Slowly, But Surely, Gyrus Builds a Specialty Surgery Business
Over the past two years, UK-based Gyrus Group has been transforming from an electromedical business built on its PlasmaKinetic technology into a more focused surgical device play focusing on tissue management and, more specifically, head and neck surgery.
You may also be interested in...
Dealmaking in the device industry is occasional and incremental when compared with the level of activity in pharmaceuticals, the result of that industry's maturing into a handful of dominant players, not all of which see acquisitions as strategically critical to their long-term success. The less-than-robust public market for small device companies is both symptom and cause of the device dealmaking lull. Because the markets they target are generally too small to sustain years of significant growth, few investors are willing to invest in them as stand-alone companies. And without long-term investor support, smaller firms have few options other than to sell out to large companies and little negotiating leverage when they do so.
Boston Scientific has agreed to pay $1.07bn to acquire Lumenis’ surgical laser business from Baring Private Equity Asia. See what Meghan Scanlon, president of Boston Scientific’s urology and pelvic health business, said about it here.
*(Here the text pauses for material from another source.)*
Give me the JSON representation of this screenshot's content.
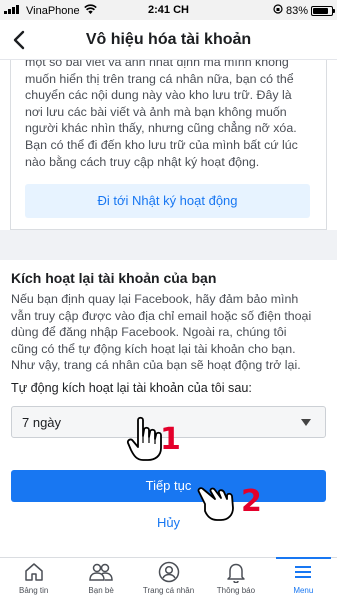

Agency’s unusual public statement about an investigational product's development status may be aimed at countering bullish comments from the sponsor; FDA cites failure of pivotal trial on the primary and secondary endpoints and ‘modest excess in deaths’ with the cell therapy.